I figured I might have added a couple pounds in the last couple months, but not to the point where my clothes didn’t fit.

During quarantine, I had continued to train for upcoming triathlon races and even ran a couple virtual 5Ks. I had been active, but not as active as I used to be. The YMCA, which is where I usually work out, was closed and I had lost a lot of motivation.

Also, working from home made snacks much easier to access, being only a short stroll away. I did not have to worry about bugging any co-workers with my loud crunching or the rustling of my bag of chips.

Looking back, I have to admit that the anxiety and uncertainty of being in lockdown caused me to snack a bit more than usual.

Eventually, I found a shirt and skirt and took off for the luncheon. Once there, I quickly found a table and sat down, a bit self-conscious about my appearance. “Can people tell I added extra weight in the past couple months?” I thought. “Are people judging me?”

Soon a chamber member seated across the table from me started telling me a tale that resonated with me.

She said the luncheon also was her first public outing in months and while getting dressed, she found that the pair of pants that she wanted to wear didn’t fit and she had to find another that did.

I sat in shock for a few seconds. I could not believe that I wasn’t the only one.

I shared my pants story with her. I knew my relief that I wasn’t the only one going through this, so I didn’t want her to feel alone either.

She looked fabulous and if she had not told me, I would have never known she was having trouble with clothes fitting her. I would have never looked at her and noticed any extra weight.

It made me take a deep breath and realize people probably cannot tell by just looking at me, either.

Last week, I was asked to spend a day in the newsroom to take any calls from readers.

As I got dressed, I opted against struggling with the pants problem, so I chose a maroon dress and a pair of heels. Any of my coworkers can tell you, I have a large collection of heels that I regularly wore in the newsroom before lockdown.

Walking from my apartment to my car, I knew I had made a grave error. The heels of my feet hurt like never before and I felt like a baby giraffe learning how to walk.

Once in the office, I kicked the shoes off under my desk and spent most of the day barefoot.

These incidents have been a blow to my self-confidence and pride. However, I know I have to count my blessings.

I might have lost my ability to walk in heels and I may have added a couple extra pounds, but I am happy and healthy and that is what we should all focus on.

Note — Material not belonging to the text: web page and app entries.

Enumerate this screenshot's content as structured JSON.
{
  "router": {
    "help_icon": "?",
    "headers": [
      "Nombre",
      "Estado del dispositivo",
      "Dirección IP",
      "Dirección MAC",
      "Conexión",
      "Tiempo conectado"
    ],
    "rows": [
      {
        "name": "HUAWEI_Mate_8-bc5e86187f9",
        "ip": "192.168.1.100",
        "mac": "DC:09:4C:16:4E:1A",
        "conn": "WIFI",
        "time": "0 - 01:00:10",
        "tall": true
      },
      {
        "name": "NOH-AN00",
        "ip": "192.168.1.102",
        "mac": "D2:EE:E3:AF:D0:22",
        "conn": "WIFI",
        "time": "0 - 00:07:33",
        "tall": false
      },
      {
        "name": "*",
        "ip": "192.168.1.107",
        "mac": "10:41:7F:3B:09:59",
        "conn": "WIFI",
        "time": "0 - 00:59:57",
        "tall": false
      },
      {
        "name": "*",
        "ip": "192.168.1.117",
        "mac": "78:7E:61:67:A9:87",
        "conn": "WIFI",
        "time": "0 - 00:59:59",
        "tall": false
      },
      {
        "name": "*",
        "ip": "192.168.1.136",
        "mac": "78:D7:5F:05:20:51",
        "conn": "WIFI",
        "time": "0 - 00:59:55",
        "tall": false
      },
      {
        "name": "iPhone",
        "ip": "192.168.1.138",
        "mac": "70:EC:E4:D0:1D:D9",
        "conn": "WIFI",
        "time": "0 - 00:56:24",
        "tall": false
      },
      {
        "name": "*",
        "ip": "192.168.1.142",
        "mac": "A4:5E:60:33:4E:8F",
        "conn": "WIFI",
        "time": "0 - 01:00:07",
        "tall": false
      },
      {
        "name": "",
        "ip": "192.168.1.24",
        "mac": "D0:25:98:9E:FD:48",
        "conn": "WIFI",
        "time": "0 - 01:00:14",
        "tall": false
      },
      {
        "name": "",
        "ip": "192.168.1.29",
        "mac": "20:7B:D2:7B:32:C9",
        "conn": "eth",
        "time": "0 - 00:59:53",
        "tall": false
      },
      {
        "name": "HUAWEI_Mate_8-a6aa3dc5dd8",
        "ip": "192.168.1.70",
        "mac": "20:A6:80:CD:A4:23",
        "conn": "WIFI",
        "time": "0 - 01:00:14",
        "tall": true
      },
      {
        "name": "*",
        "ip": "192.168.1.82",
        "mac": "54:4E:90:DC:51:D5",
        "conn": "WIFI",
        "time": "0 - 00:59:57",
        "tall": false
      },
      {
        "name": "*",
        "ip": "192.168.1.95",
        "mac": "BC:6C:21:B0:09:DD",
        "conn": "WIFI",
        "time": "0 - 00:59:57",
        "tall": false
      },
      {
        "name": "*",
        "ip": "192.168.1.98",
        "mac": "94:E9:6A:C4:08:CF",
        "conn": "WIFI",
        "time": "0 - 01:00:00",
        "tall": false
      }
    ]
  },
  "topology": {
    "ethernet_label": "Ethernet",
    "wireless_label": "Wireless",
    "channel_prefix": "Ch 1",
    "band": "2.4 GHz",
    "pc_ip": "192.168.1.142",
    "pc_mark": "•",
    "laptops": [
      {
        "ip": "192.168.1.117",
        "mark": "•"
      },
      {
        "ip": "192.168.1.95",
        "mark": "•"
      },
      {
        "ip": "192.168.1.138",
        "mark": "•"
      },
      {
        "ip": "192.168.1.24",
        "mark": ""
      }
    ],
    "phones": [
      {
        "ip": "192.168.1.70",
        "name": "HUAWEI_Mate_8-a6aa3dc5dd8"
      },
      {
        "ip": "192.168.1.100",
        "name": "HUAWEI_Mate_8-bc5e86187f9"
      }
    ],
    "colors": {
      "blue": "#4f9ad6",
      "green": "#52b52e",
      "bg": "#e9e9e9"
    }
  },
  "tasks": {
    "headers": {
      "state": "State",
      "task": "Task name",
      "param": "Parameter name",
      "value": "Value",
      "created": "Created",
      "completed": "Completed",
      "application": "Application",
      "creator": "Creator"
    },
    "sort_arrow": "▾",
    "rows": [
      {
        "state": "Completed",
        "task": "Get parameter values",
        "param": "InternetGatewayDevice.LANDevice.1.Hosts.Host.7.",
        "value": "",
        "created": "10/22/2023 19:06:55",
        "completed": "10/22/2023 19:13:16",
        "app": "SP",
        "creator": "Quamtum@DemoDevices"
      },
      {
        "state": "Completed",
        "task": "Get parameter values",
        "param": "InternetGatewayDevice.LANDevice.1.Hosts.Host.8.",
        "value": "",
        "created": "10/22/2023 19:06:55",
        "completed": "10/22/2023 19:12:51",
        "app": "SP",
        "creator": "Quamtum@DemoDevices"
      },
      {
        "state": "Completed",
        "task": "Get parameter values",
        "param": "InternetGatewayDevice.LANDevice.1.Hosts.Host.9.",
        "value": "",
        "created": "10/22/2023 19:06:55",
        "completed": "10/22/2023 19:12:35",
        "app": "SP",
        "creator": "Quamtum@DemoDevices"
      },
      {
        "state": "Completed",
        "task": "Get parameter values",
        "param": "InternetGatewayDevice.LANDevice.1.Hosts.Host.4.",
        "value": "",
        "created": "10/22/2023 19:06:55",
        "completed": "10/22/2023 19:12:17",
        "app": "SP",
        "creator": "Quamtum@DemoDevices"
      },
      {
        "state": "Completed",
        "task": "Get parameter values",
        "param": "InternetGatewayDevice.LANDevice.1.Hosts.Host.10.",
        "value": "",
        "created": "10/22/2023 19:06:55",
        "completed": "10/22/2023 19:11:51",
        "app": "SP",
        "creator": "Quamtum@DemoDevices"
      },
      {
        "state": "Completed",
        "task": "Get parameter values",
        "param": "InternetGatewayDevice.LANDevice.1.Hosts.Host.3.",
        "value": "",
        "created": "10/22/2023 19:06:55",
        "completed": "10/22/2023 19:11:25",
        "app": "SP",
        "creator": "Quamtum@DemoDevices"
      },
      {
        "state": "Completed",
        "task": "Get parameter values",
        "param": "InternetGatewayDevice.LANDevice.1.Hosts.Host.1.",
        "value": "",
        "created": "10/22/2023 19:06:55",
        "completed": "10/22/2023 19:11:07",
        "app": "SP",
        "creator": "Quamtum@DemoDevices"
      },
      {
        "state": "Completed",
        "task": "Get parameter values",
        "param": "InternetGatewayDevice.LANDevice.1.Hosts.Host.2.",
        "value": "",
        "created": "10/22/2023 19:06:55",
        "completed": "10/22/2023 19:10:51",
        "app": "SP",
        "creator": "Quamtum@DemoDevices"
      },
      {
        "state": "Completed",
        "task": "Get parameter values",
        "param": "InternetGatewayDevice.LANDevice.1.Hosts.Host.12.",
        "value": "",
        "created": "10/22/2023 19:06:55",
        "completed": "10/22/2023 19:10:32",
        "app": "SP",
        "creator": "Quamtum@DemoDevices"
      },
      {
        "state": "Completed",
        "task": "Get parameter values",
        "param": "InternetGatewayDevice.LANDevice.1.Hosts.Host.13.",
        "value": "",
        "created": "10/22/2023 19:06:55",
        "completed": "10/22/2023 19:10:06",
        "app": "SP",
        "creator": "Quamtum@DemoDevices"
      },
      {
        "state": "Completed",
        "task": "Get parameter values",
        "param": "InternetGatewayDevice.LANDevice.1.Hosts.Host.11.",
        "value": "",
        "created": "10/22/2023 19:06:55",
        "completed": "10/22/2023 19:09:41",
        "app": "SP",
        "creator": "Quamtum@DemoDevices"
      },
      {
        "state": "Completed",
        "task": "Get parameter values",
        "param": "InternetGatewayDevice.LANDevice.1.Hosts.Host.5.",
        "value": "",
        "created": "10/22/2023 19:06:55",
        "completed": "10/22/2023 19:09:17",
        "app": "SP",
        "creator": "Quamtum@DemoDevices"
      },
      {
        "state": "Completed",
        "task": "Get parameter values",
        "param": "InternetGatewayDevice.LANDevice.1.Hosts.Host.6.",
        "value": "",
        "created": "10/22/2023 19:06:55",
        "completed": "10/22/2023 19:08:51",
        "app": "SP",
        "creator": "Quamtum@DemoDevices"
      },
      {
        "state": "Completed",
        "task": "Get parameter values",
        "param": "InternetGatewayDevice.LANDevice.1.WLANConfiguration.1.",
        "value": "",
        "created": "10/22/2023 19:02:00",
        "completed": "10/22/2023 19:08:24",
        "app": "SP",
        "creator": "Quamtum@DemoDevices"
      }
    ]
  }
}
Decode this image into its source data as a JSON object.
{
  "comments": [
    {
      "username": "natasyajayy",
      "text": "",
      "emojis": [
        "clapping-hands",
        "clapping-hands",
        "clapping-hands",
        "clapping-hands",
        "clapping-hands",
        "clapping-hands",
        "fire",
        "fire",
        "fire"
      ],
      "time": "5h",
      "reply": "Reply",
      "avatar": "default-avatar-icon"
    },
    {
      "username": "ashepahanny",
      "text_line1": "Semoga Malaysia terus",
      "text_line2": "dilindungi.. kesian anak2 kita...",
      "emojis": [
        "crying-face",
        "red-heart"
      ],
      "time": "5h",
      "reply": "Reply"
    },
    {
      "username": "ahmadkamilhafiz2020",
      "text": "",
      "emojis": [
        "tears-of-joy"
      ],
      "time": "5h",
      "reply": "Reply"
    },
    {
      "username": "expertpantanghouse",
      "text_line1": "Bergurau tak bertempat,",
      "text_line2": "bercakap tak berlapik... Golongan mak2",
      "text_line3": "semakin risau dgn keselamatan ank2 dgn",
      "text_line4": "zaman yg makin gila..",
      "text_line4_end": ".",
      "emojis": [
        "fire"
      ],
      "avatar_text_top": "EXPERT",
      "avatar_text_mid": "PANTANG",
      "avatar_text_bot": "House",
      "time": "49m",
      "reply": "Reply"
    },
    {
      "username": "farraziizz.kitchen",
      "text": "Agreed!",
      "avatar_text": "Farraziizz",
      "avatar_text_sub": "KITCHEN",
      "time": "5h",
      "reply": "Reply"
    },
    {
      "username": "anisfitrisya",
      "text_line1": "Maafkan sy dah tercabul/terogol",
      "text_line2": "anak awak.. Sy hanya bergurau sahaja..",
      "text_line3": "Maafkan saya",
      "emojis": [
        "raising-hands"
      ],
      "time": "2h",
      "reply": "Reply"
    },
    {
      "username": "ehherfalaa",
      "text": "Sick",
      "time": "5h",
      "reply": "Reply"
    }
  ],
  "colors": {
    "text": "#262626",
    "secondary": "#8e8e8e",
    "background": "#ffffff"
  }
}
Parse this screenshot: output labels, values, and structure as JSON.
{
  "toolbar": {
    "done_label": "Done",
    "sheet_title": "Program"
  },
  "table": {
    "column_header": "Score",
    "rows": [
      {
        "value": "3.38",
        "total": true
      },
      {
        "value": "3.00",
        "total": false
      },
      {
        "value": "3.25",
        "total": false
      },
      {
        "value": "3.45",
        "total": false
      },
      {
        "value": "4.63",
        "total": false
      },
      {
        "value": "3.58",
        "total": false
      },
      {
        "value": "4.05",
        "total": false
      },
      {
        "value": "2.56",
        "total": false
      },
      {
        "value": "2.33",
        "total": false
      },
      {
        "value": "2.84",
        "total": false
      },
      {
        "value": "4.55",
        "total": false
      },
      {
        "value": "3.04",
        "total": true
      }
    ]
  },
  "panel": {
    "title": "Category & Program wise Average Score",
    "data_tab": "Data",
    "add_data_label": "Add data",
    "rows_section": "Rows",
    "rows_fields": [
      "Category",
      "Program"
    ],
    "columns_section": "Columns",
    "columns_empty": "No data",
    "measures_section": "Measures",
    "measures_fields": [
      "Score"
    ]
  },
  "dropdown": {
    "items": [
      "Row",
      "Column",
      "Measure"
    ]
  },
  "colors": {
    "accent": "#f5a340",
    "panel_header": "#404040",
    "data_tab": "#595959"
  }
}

So, if your clothes don’t fit as well as they did in March, know that you’re not alone. Re-entering society can be harder than you think, but as long as you have your health, you can buy new pants. And you can feel good that your purchase will provide a boost to the economy.